When it comes to renewable energy, New Zealand keeps giving with the latest instalment being the dual-listing on the ASX of Contact Energy. The listing was announced in early August last year when Origin Energy said it was selling all of its 389 million shares in Contact Energy, and the listing occured on 24 September with the shares opening at $4.40. The shares have kept their value, trading between $4.95 and $4.18 and mostly recently at around their opening price of $4.40.
Contact Energy is one of the biggest companies on the New Zealand Stock Exchange with a capitalization of NZ$3.3 billion. It is one of New Zealand’s big five utilities and the second largest by generation capacity and retail market share.
The separation from Origin Energy was good for environmental investors as Contact Energy’s environmental credentials are much higher. It generates 76 per cent of its energy from renewable sources and the balance from gas. In 2014-15, 43 per cent of its generation was hydro energy, 32 per cent was geothermal energy, and 24 per cent from gas.
Contact owns five geothermal power stations, two hydro power stations, three gas powered stations, a diesel/ gas powered station and the Ahuroa gas storage facility.
It also has a pipeline of gas peaking developments if these are ever needed. However, its combined-cycle gas-fired power stations were only used at 24 per cent of their capacity in 2014-15. Gas generation is more expensive and adds to Contact’s cost of energy, so its main role is to balance the unreliability of hydro and wind by all market participants. The Ahuroa storage facility keeps the costs of gas generation lower than it would be.
76 per cent of energy from renewable sources means Contact is not quite as attractive as the other two New Zealand utilities on the ASX. Both Meridian Energy and Mighty River Power generate 100 per cent of their energy from renewables – hydro and wind for Meridian and hydro and geothermal for Mighty River Power. But 76 per cent renewables and the balance gas ain’t bad and it is much more attractive than Australia’s listed utilities.
Contact also retails electricity, gas and LPG products and services to residential, small business, commercial and industrial customers. The natural gas and LPG are a small part of this business.
In terms of its commitment to be environmental, Contact says it manages its impact on the natural environment by complying with 220 resource consents across its sites.
Chief executive officer, Dennis Barnes said "Water quality and access, and biodiversity continue to be high priorities for us as the ongoing competing interests and values of water and ecosystems hold centre stage for New Zealand. Contact is working on developing a strategy for how we will care for and manage these resources which are critical to the sustainability of our business."
Its programs include water management; native fish management; native habitat, vegetation and wetland restoration; and weed removal and control.
In 2014 Contact reduced its Emissions Trading Scheme (ETS) obligations by 33 per cent. Most of its emissions come from gas.
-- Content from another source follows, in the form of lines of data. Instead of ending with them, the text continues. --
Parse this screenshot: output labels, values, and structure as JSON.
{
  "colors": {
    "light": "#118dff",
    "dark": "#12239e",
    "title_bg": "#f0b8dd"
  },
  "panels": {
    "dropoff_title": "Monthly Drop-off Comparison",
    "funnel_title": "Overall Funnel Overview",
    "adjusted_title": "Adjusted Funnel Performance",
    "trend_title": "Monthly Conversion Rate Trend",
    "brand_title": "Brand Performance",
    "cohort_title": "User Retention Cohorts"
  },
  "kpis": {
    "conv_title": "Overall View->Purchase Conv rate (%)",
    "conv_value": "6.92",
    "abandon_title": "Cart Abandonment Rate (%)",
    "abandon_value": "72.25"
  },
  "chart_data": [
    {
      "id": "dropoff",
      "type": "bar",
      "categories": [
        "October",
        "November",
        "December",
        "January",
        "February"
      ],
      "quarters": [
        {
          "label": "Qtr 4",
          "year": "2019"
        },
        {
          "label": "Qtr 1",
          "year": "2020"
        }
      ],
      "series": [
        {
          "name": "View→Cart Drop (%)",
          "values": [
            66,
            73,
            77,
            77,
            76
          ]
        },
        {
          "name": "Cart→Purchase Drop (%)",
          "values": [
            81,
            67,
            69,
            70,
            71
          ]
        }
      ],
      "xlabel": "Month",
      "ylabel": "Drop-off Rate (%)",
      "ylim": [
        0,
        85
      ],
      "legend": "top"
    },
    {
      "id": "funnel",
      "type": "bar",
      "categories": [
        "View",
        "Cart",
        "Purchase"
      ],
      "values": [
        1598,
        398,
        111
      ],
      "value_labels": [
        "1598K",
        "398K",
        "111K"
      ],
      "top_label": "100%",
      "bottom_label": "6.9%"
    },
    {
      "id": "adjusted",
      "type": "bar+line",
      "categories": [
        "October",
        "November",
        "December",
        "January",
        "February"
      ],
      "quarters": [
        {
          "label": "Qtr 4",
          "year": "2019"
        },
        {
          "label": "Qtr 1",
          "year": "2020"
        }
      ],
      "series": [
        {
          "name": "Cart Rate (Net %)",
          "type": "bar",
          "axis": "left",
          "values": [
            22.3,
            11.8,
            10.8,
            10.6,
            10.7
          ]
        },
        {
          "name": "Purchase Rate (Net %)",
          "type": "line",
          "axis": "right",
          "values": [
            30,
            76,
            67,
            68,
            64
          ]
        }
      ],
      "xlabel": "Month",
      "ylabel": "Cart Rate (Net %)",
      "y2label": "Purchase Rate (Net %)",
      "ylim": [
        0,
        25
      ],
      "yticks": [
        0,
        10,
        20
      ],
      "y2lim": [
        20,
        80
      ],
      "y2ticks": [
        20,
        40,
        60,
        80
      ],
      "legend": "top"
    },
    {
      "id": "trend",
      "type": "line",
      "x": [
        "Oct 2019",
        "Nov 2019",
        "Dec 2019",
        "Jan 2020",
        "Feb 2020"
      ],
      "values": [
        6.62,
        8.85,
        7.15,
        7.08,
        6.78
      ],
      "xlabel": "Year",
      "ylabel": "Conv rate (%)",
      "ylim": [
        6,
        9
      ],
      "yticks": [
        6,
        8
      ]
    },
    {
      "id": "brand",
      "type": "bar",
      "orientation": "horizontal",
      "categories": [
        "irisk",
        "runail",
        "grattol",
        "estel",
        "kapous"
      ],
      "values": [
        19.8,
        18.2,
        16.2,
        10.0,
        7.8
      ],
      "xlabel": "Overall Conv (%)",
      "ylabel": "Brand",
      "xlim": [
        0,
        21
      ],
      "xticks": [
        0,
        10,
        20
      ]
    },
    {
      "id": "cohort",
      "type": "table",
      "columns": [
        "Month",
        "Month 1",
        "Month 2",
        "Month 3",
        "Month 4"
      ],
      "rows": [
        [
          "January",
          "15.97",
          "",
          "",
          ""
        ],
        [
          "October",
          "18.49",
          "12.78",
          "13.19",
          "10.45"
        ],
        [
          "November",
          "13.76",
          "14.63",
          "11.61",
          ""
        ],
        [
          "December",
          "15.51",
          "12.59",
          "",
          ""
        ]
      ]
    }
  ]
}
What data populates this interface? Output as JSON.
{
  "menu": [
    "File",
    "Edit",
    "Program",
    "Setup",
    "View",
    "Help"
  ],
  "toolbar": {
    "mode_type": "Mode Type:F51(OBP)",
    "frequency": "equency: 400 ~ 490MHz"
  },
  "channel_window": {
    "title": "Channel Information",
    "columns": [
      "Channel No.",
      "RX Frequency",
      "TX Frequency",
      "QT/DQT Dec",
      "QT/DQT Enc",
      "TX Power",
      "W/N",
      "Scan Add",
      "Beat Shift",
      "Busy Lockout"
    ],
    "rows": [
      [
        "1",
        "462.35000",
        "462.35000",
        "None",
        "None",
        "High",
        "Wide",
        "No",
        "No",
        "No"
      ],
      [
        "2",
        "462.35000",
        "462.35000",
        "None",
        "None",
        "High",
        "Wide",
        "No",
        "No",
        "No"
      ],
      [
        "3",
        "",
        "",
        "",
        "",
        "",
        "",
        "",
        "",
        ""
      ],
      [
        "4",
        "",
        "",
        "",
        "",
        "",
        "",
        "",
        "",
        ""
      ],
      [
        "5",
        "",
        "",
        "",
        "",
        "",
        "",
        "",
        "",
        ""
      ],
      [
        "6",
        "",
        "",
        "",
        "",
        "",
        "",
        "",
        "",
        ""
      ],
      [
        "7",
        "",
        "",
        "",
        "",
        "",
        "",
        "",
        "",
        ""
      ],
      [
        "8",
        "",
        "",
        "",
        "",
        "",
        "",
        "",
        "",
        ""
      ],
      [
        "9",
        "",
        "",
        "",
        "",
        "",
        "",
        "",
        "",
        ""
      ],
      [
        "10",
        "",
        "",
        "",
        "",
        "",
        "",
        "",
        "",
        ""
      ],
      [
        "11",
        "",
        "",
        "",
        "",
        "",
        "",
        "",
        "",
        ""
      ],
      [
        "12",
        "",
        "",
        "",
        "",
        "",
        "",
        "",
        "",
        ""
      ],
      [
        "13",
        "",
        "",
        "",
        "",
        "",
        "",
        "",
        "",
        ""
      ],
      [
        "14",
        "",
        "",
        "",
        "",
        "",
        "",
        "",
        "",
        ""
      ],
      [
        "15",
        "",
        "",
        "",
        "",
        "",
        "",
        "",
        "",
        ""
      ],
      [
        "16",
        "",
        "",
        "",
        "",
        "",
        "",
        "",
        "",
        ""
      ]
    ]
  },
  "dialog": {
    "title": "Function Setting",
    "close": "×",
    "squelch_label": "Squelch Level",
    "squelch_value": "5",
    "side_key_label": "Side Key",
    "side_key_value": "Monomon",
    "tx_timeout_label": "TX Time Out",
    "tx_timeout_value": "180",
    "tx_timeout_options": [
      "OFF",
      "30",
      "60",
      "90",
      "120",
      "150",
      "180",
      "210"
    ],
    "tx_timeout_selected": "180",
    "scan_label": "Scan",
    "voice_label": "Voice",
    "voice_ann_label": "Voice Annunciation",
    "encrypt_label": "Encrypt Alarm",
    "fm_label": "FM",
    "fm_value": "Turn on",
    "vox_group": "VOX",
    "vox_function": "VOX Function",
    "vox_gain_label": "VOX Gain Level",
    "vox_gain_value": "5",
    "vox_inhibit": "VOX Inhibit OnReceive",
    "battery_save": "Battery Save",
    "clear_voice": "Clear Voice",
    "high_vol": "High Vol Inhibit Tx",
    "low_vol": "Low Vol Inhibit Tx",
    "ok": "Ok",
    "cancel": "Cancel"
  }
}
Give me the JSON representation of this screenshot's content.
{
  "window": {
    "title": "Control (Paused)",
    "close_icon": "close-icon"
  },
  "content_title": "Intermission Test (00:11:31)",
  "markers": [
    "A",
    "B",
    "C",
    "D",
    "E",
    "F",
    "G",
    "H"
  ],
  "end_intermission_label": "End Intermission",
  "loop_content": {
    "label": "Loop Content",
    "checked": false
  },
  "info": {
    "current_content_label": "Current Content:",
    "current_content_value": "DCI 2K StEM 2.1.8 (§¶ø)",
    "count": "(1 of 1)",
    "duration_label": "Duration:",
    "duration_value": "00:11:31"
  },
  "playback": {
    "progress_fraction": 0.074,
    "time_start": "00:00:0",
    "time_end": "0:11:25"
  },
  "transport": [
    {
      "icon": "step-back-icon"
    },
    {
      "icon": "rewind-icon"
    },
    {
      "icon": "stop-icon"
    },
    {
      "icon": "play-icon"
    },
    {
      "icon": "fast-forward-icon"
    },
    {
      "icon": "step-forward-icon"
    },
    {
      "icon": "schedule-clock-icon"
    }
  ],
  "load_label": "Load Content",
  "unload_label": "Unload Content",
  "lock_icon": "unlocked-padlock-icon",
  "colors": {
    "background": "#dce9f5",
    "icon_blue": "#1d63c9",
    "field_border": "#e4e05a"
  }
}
The company’s 2014-15 annual report was its first to use a global benchmark for sustainability reporting – the core option of the Global Reporting Initiative (GRI) G4 Sustainability Guidelines. That is also a step in the right direction.
Contact’s Energy’s basic financials are sound but subdued. It made a profit of NZ$133 million in 2014-15 but this was down from NZ$234 million in 2013-14. Earnings per share were NZ 18.2 cents, down from NZ 32 cents.
Total assets at 30 June were NZ$6 billion and net assets NZ$3.1 billion. Total borrowings were a not insignificant NZ$1.75 billion and these were the major part of the total liabilities of NZ$2.9 billion.
Return on equity, measured as net profit divided by shareholders equity, was only 4.2 per cent, so there is room for improvement. The return on equity in 2013-14 was 6.5 per cent. So this needs to turn around and start heading in the right direction.
Mr Barnes said the much lower 2014-15 profit was due to intense competition in the market through margin pressure in the retail electricity business, plus unfavourable movement in the fair value of financial instruments and costs from the company’s Retail Transformation project.
On the positive side, he said an improvement in free cash flow allowed for increased distributions. Free cash flow was NZ$363 million, up NZ$64 million due to inventory movements in natural gas and favourable retail collections and this more than offset the reduction in earnings.
In May last year the board revised its dividend policy to pay an average of 100 per cent of underlying earnings after tax. 100 per cent sounds a lot and makes it look like the company has few growth options, and the company confirmed this saying it has no near-term opportunities for capital investment.
In fact in 2014-15 it gave back capital by paying a special dividend of NZ 50 cents per share on top of the normal NZ 26 cent dividend. One has to wonder how much of this was due to then majority shareholder Origin Energy’s debt woes?
The company is also undertaking a share buyback program so the board must be feeling confident about its balance sheet and capital position.
So buying Contact would be for income rather than growth. The normal interim and final dividends have been stable in recent years. However, in 2014-15 the company ran out of NZ imputation credits so until this changes the headline dividend it pays is the dividend you get. The yield on the normal dividend is currently about 5.5 per cent. (ASX: CEN)